History of Longfin Koi
My account of the history of the longfin koi comes from Mr. Megumi Yoshida, a very well respected koi dealer from Japan for many years. I have had a chance to question a few other Japanese koi breeders and they have all agreed with the history.
A Japanese prince was a guest in Thailand when he was presented with some longfin Indonesian black carp. Upon his return to Japan, the black carp were turned over to one of the Prefectures. They then began breeding the Indonesian carp to nishikigoi (standard koi) in an attempt to produce new vigor and hardiness. After some experimentation, the offspring from the crosses were obtained by Mr. Suda. Mr. Suda produced some very impressive Longfin Kohaku, Showa, Utsuri and Sanke; he crossed these longfins into his standard koi bloodline. For a period of time, these longfins were very popular and demand was great. Then, it was declared that the longfin would not be allowed to compete in shows. This caused the popularity and demand for the fish to drop overnight.

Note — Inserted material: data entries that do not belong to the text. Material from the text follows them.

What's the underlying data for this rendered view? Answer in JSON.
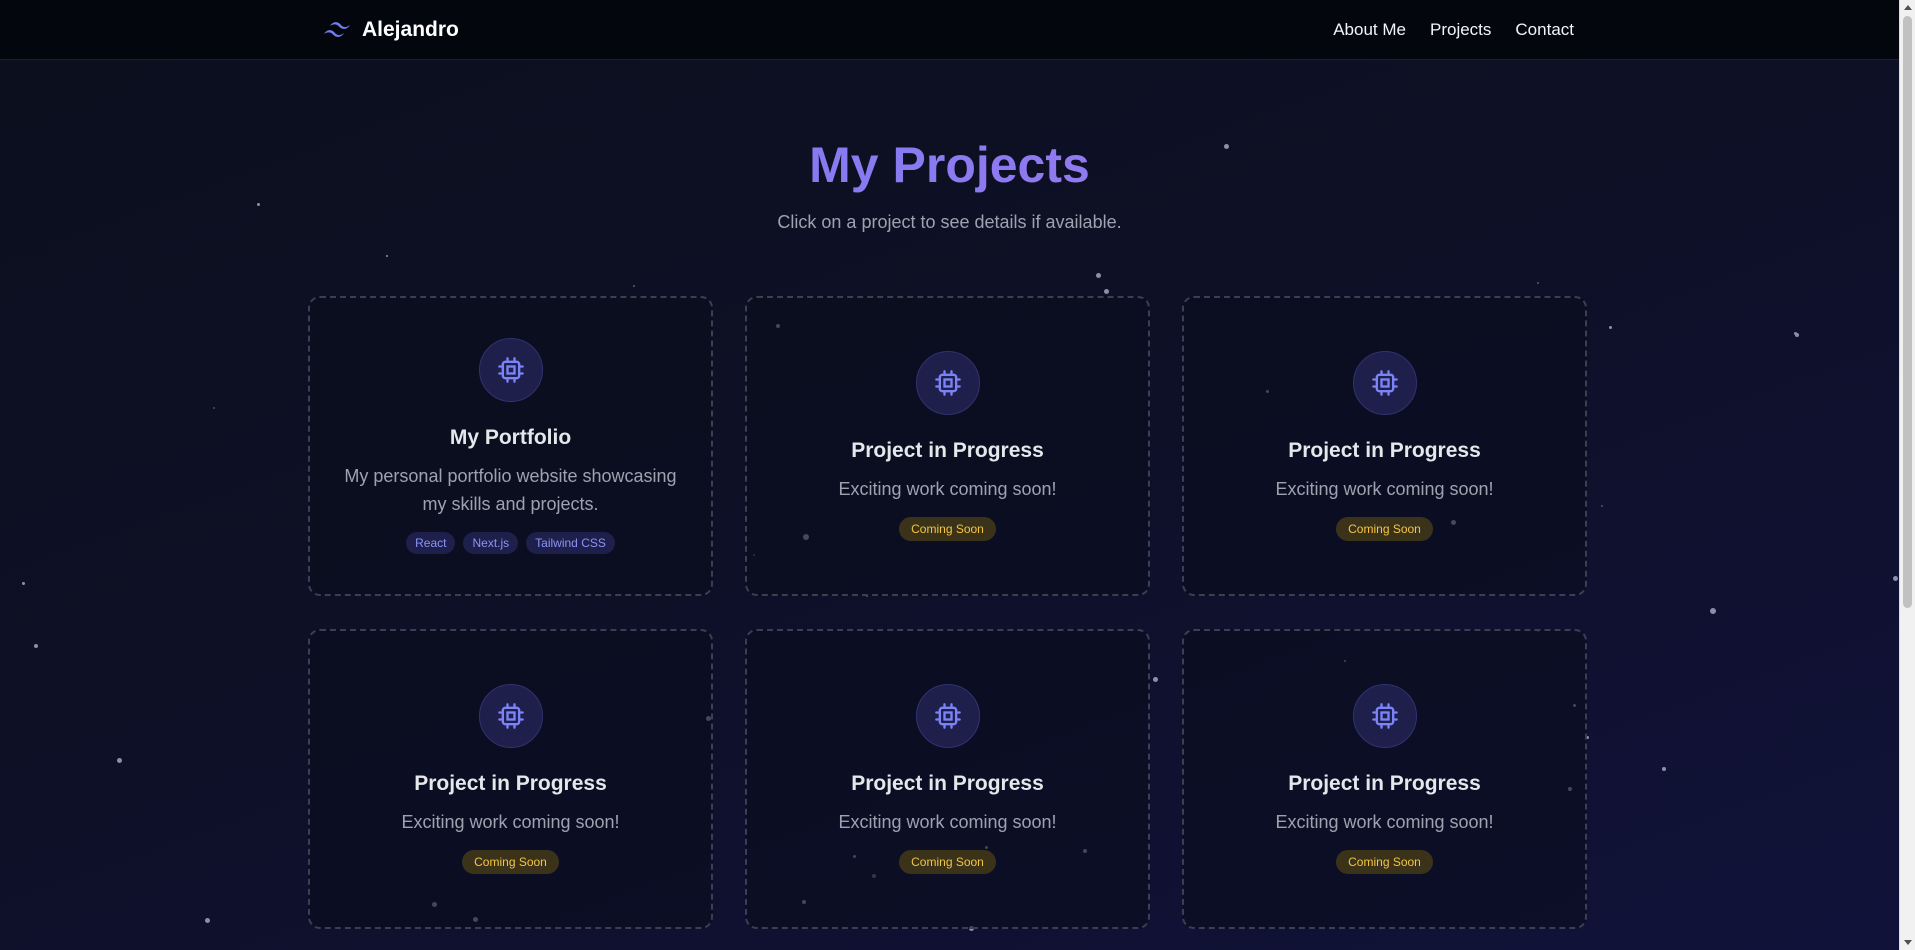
{
  "nav": {
    "brand": "Alejandro",
    "links": [
      {
        "label": "About Me"
      },
      {
        "label": "Projects"
      },
      {
        "label": "Contact"
      }
    ]
  },
  "hero": {
    "title": "My Projects",
    "subtitle": "Click on a project to see details if available."
  },
  "projects": [
    {
      "title": "My Portfolio",
      "description": "My personal portfolio website showcasing my skills and projects.",
      "tags": [
        "React",
        "Next.js",
        "Tailwind CSS"
      ],
      "icon": "chip-icon"
    },
    {
      "title": "Project in Progress",
      "description": "Exciting work coming soon!",
      "badge": "Coming Soon",
      "icon": "chip-icon"
    },
    {
      "title": "Project in Progress",
      "description": "Exciting work coming soon!",
      "badge": "Coming Soon",
      "icon": "chip-icon"
    },
    {
      "title": "Project in Progress",
      "description": "Exciting work coming soon!",
      "badge": "Coming Soon",
      "icon": "chip-icon"
    },
    {
      "title": "Project in Progress",
      "description": "Exciting work coming soon!",
      "badge": "Coming Soon",
      "icon": "chip-icon"
    },
    {
      "title": "Project in Progress",
      "description": "Exciting work coming soon!",
      "badge": "Coming Soon",
      "icon": "chip-icon"
    }
  ],
  "colors": {
    "accent": "#6f7cf4",
    "badge_text": "#f5c542",
    "tag_text": "#8a94f5",
    "background": "#0e1026"
  }
}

After a time of near oblivion, the popularity of the longfin slowly grew in the United States. Customers were becoming more intrigued with the beauty of the long flowing fins and were less concerned with entering the fish in a show. Several breeders continued crossing the longfin with standard koi to produce a higher quality fish. A good number of fish were now being produced that were excellent representatives of many of the standard koi patterns. Because of demand, numerous Japanese and United States’ breeders are now producing longfin again. There is a lot of room for improvement, but the quality improves with each season.
Longfin koi are known by numerous names. Butterfly koi, water dragons, dragon carp and hirenagagoi (hire=fin, naga=long, goi=koi) are just some of the names used. They will never compete against standard koi in a koi show. Judging standards do not reward extremely long fins and shouldn't. Actually the finnage would be a demerit instead of a plus. Many shows are now including a special category for longfins which allows them to be judged amongst themselves under their own set of standards. This now gives a special place for longfins to be displayed and for more people to enjoy their unique beauty. As the popularity of longfin koi grows, their significance in koi shows may become greater. But, the majority of koi owners do not show fish and only own fish to enjoy their individual beauty. The flowing gracefulness of the longfin koi will make them popular with koi keepers long into the future.